teachers for their day-to-day education. But what happens when those
youths are poised to leave a community school or juvenile hall classroom?
That’s where the San Diego County Office of Education's student transition technicians come in.
In the past year, JCCS has assembled a five-person team that serves students in
both court and community schools. A critical piece of their work is to support
students transitioning from court schools back into their home schools. The
technicians work to ensure that there is not a lapse in student education, and
that students continue with needed courses.
“Our student transition technicians provide invaluable
support to our students as they navigate into, through, and beyond our
schools,” JCCS Senior Director Sean Morrill said. “They collaborate with school
districts, probation, parents, and community-based organizations to ensure the
most appropriate placements for all our students.”
The student transition technicians serve as a technical
resource to school districts and JCCS staff members, and maintain complex
records for JCCS students. Perhaps most importantly, their job is also about
making a connection with students.
Student transition technician Araceli Scholl knows the
importance of connections, and can relate to her students. Scholl was in the
JCCS system herself in a pregnant teen program when she was 16.
“I was on my way to being expelled in Vista because I
stopped going to school,” she said. “I had a social worker who asked if I
wanted to go to school, and I said, ‘Yes.’ So I was introduced to JCCS.”
She looked to her JCCS teachers as models.
“I’ve always been an observer, and I knew there was always

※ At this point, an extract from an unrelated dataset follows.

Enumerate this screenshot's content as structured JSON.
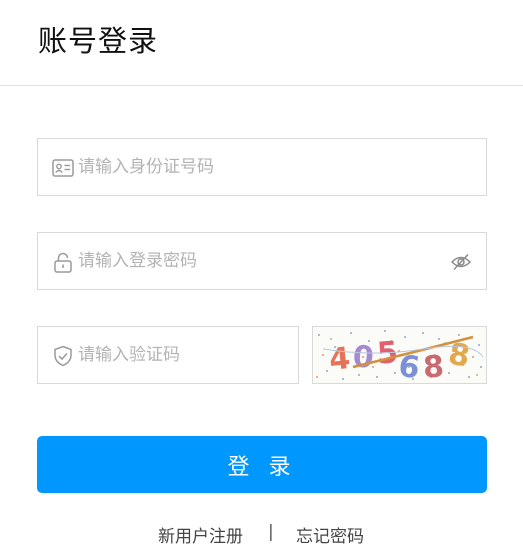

more for me,” she said.
She joined SDCOE as a teacher’s aide in 1998. When the
transition technician job came along last July, it was everything she wanted to
She now divides her time between juvenile hall and Camp
She calls for honesty with her students when creating a
“I tell them, ‘You need to do this for you. Show me your
potential,’ ” she said.
On any given day at juvenile hall, she may be pulled into a
classroom to answer a student’s question about a transcript or missing credits.
A teacher recently invited Scholl to speak to a class of older high school
girls, and she shared her story.
Scholl tells her students, “I’m going to be here. I’m going
to bug you. You’re going to have to get rid of me.”
The need for additional transition services for JCCS
students was called out in the initial development of SDCOE’s Local Control and
Accountability Plan. In addition, legislation that took effect in 2015
strengthened education rights for youths who have been in the juvenile justice
system. The new laws require education and probation agencies to implement a
transition planning policy focused on students being released from juvenile
The student transition technicians also focus on
post-secondary options through career discussions and research, guest speakers,
college and certificate program field trips, and one-on-one planning.
“We’re pretty unique in what we’re doing, especially with
our focus on career and technical education,” JCCS Student Support Supervisor
Stephanie Austin said. “It is so rewarding for our staff to aid in this
While the student transition technician position requires
some college experience, Austin said that the most outstanding quality required
to work with students in JCCS “is a passion to connect students with the
supports, information, and connections that will assist them in achieving their
individual goals for college, career, and life.”
The transition technicians know their students’ strengths
and areas of need in order to guide them in developing a personalized learning
“Our JCCS students have talents, goals, and dreams to
continue past any of the difficulties that have impacted their lives thus far,”
Austin said. “We work to help them see beyond the now, and onto what can be. In
one of my favorite student quotes, we assist students in ‘turning stumbling
blocks into stepping stones!’”